Joe87
2006-Apr-02, 04:29 AM
This photo reminds me of the first summer after I moved into a new house, during a dry spell the grass wilted in a nice rectangular pattern in the front lawn. Turned out to be a sheet of plywood 3 buried inches below the surface.

ToSeek
2006-Apr-04, 02:55 PM
Nah, I saw that same pic like two weeks ago in another thread.

The rover should do a chemical analysis on it, it's a rather interesting formation.

The rover has moved well along since that image was taken.

Ken G
2006-Apr-04, 04:10 PM
Fools, don't you see what this means? It was the Martians who invented baseball!

snabald
2006-Apr-04, 05:02 PM
The rover has moved well along since that image was taken.
Thats too bad... :(

I would love to know what kind of involvement water had with the creation of this feature.

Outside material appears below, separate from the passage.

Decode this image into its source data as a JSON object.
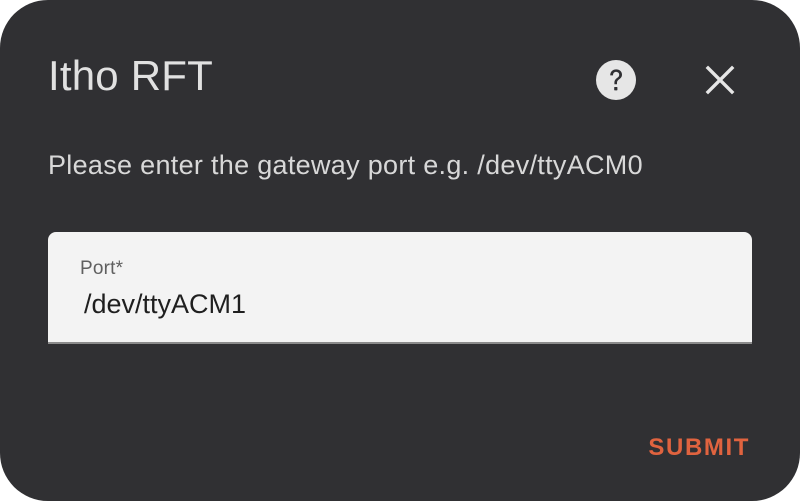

jt-3d
2006-Apr-05, 01:14 AM
This is a pretty good argument for manned space flight. If there were astronauts up there, they could pull out the trowels and have a look under that thing. The robot merely gets to look and drive away. I imagine this has been added to the long list of stuff to look at if we ever get people up there.

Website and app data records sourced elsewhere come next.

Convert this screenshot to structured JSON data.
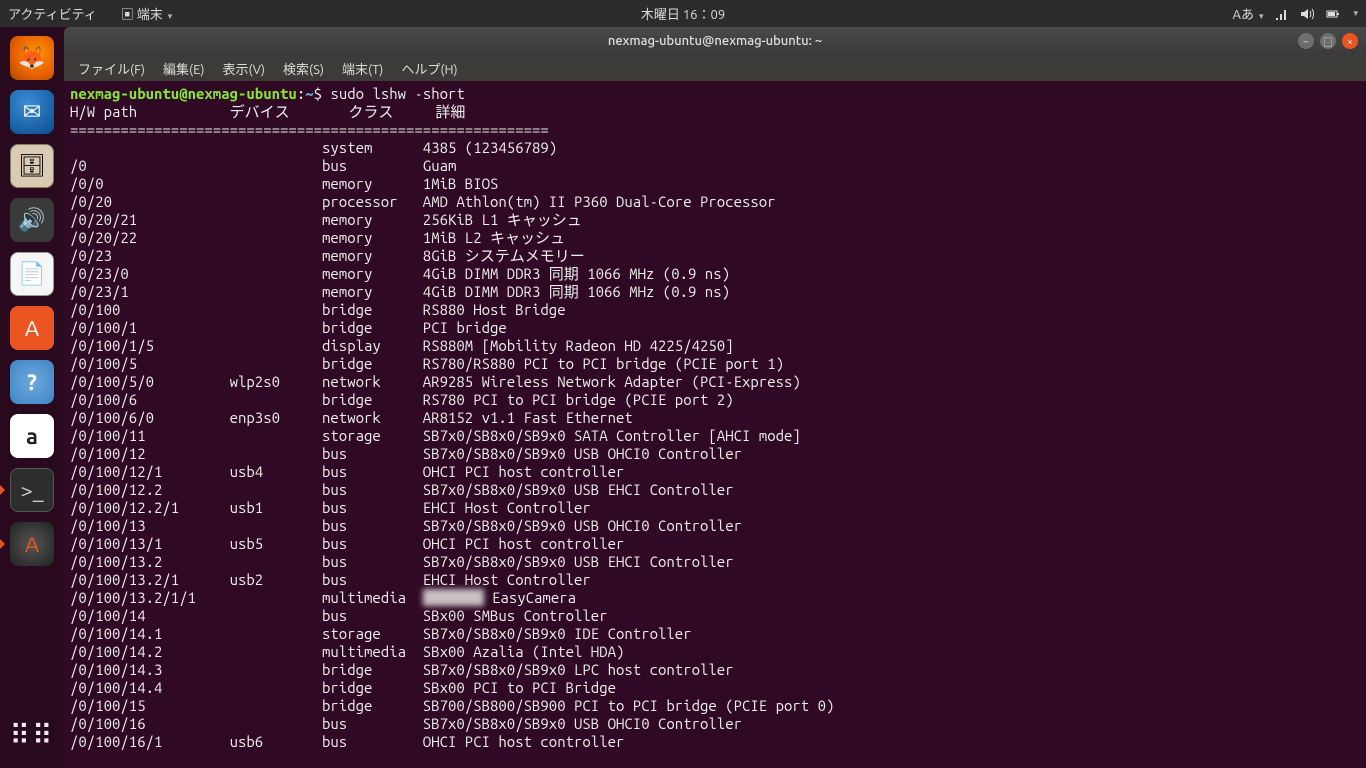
{
  "topbar": {
    "activities": "アクティビティ",
    "app_indicator": "端末",
    "clock": "木曜日 16：09",
    "input_method": "Aあ"
  },
  "window": {
    "title": "nexmag-ubuntu@nexmag-ubuntu: ~"
  },
  "menubar": {
    "file": "ファイル(F)",
    "edit": "編集(E)",
    "view": "表示(V)",
    "search": "検索(S)",
    "terminal": "端末(T)",
    "help": "ヘルプ(H)"
  },
  "prompt": {
    "user_host": "nexmag-ubuntu@nexmag-ubuntu",
    "colon": ":",
    "path": "~",
    "dollar": "$",
    "command": "sudo lshw -short"
  },
  "lshw": {
    "header": {
      "hw_path": "H/W path",
      "device": "デバイス",
      "class": "クラス",
      "detail": "詳細"
    },
    "separator": "=========================================================",
    "rows": [
      {
        "path": "",
        "device": "",
        "class": "system",
        "detail": "4385 (123456789)"
      },
      {
        "path": "/0",
        "device": "",
        "class": "bus",
        "detail": "Guam"
      },
      {
        "path": "/0/0",
        "device": "",
        "class": "memory",
        "detail": "1MiB BIOS"
      },
      {
        "path": "/0/20",
        "device": "",
        "class": "processor",
        "detail": "AMD Athlon(tm) II P360 Dual-Core Processor"
      },
      {
        "path": "/0/20/21",
        "device": "",
        "class": "memory",
        "detail": "256KiB L1 キャッシュ"
      },
      {
        "path": "/0/20/22",
        "device": "",
        "class": "memory",
        "detail": "1MiB L2 キャッシュ"
      },
      {
        "path": "/0/23",
        "device": "",
        "class": "memory",
        "detail": "8GiB システムメモリー"
      },
      {
        "path": "/0/23/0",
        "device": "",
        "class": "memory",
        "detail": "4GiB DIMM DDR3 同期 1066 MHz (0.9 ns)"
      },
      {
        "path": "/0/23/1",
        "device": "",
        "class": "memory",
        "detail": "4GiB DIMM DDR3 同期 1066 MHz (0.9 ns)"
      },
      {
        "path": "/0/100",
        "device": "",
        "class": "bridge",
        "detail": "RS880 Host Bridge"
      },
      {
        "path": "/0/100/1",
        "device": "",
        "class": "bridge",
        "detail": "PCI bridge"
      },
      {
        "path": "/0/100/1/5",
        "device": "",
        "class": "display",
        "detail": "RS880M [Mobility Radeon HD 4225/4250]"
      },
      {
        "path": "/0/100/5",
        "device": "",
        "class": "bridge",
        "detail": "RS780/RS880 PCI to PCI bridge (PCIE port 1)"
      },
      {
        "path": "/0/100/5/0",
        "device": "wlp2s0",
        "class": "network",
        "detail": "AR9285 Wireless Network Adapter (PCI-Express)"
      },
      {
        "path": "/0/100/6",
        "device": "",
        "class": "bridge",
        "detail": "RS780 PCI to PCI bridge (PCIE port 2)"
      },
      {
        "path": "/0/100/6/0",
        "device": "enp3s0",
        "class": "network",
        "detail": "AR8152 v1.1 Fast Ethernet"
      },
      {
        "path": "/0/100/11",
        "device": "",
        "class": "storage",
        "detail": "SB7x0/SB8x0/SB9x0 SATA Controller [AHCI mode]"
      },
      {
        "path": "/0/100/12",
        "device": "",
        "class": "bus",
        "detail": "SB7x0/SB8x0/SB9x0 USB OHCI0 Controller"
      },
      {
        "path": "/0/100/12/1",
        "device": "usb4",
        "class": "bus",
        "detail": "OHCI PCI host controller"
      },
      {
        "path": "/0/100/12.2",
        "device": "",
        "class": "bus",
        "detail": "SB7x0/SB8x0/SB9x0 USB EHCI Controller"
      },
      {
        "path": "/0/100/12.2/1",
        "device": "usb1",
        "class": "bus",
        "detail": "EHCI Host Controller"
      },
      {
        "path": "/0/100/13",
        "device": "",
        "class": "bus",
        "detail": "SB7x0/SB8x0/SB9x0 USB OHCI0 Controller"
      },
      {
        "path": "/0/100/13/1",
        "device": "usb5",
        "class": "bus",
        "detail": "OHCI PCI host controller"
      },
      {
        "path": "/0/100/13.2",
        "device": "",
        "class": "bus",
        "detail": "SB7x0/SB8x0/SB9x0 USB EHCI Controller"
      },
      {
        "path": "/0/100/13.2/1",
        "device": "usb2",
        "class": "bus",
        "detail": "EHCI Host Controller"
      },
      {
        "path": "/0/100/13.2/1/1",
        "device": "",
        "class": "multimedia",
        "detail": "███████ EasyCamera",
        "blur": true
      },
      {
        "path": "/0/100/14",
        "device": "",
        "class": "bus",
        "detail": "SBx00 SMBus Controller"
      },
      {
        "path": "/0/100/14.1",
        "device": "",
        "class": "storage",
        "detail": "SB7x0/SB8x0/SB9x0 IDE Controller"
      },
      {
        "path": "/0/100/14.2",
        "device": "",
        "class": "multimedia",
        "detail": "SBx00 Azalia (Intel HDA)"
      },
      {
        "path": "/0/100/14.3",
        "device": "",
        "class": "bridge",
        "detail": "SB7x0/SB8x0/SB9x0 LPC host controller"
      },
      {
        "path": "/0/100/14.4",
        "device": "",
        "class": "bridge",
        "detail": "SBx00 PCI to PCI Bridge"
      },
      {
        "path": "/0/100/15",
        "device": "",
        "class": "bridge",
        "detail": "SB700/SB800/SB900 PCI to PCI bridge (PCIE port 0)"
      },
      {
        "path": "/0/100/16",
        "device": "",
        "class": "bus",
        "detail": "SB7x0/SB8x0/SB9x0 USB OHCI0 Controller"
      },
      {
        "path": "/0/100/16/1",
        "device": "usb6",
        "class": "bus",
        "detail": "OHCI PCI host controller"
      }
    ]
  }
}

Ken G
2006-Apr-05, 04:45 AM
I would rather say that this is exactly why we don't need manned space flight. A robot found it in the first place, and a robot could be outfitted with said trowels, all at a fraction of the cost and without the risk of human tragedy.

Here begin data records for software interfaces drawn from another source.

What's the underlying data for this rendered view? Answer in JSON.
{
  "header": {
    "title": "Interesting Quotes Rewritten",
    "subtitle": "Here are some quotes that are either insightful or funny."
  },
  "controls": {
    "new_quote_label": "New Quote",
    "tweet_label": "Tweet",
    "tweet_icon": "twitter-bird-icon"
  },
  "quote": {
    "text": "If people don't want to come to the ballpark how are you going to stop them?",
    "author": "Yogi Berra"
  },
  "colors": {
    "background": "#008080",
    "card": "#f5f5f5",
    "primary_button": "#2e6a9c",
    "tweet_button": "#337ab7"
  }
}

jt-3d
2006-Apr-05, 06:44 AM
Oh please, are we going to outfit a robot to go up and explore that one rock? Wouldn't it be better to have somebody up there that can think on their feet, in real time? Now do I think somebody should risk their life just to look under that rock? no. What is your point?

My point is that we would already know what we wanted abouut that rock by now if an astronaut was up there.

jlhredshift
2006-Apr-05, 01:00 PM
I have seen similar formations made of blue-gray shale in the Grand River valley in northern Ohio which were also surrounded by piled breccia and sand. Water deposition and later erosion is consistent with this formation, but not a proof of it.

Ken G
2006-Apr-06, 03:26 AM
Oh please, are we going to outfit a robot to go up and explore that one rock?

Most likely we would have a list of rocks in mind, but yes, in effect, that is exactly what we should do.


Wouldn't it be better to have somebody up there that can think on their feet, in real time? Now do I think somebody should risk their life just to look under that rock? no. What is your point?

If I could waive a magic wand and have an astronaut there, yes, that would be great. But my point is, this is the real world, and real decisions must be made about how we should explore Mars. And that answer is, we should explore Mars exclusively with robots. Any other decision will be catastrophic to the goal of Mars exploration. Not just detrimental, as were the Space Shuttle and the ISS to space science in general, but catastrophic.

jt-3d
2006-Apr-06, 09:59 PM
Ok, I just think that if we have people willing to go, the teams to design the ship and somebody to foot the bill, I say we should go. I'd settle for a whole bunch more robots though. I just want some quantity. A couple new bots on Mars, those others can't last forever, and some more scattered throughout the solar system.

John Kierein
2006-May-26, 12:37 PM
Monument in foreground:
http://marsrovers.jpl.nasa.gov/gallery/all/1/n/830/1N201868841EFF71DPP0705R0M1.HTML

Looks like a 3D block, but is probably an illusion?

hhEb09'1
2006-May-28, 01:55 AM
Monument in foreground:
http://marsrovers.jpl.nasa.gov/gallery/all/1/n/830/1N201868841EFF71DPP0705R0M1.HTML

Looks like a 3D block, but is probably an illusion?Not sure, I may not see what it is you mean. The shadows?

antoniseb
2006-Jun-01, 01:05 PM
I'm not sure I see what you mean by shadows either.

hhEb09'1
2006-Jun-01, 07:24 PM
I'm not sure I see what you mean by shadows either.There are shadows in the image that comes up when I click on the link. Perhaps John is interpreting something in them as a 3D block.

mickal555
2006-Jun-03, 01:29 AM
I can see a distinctive block, it's just shadows though...

snarkophilus
2006-Jun-03, 08:55 AM
Looks like a Bosnian pyramid to me. A great explanation of how stuff like this can happen was referred to in another thread, along with tons of pretty pictures:

http://www.bautforum.com/showpost.php?p=747062&postcount=176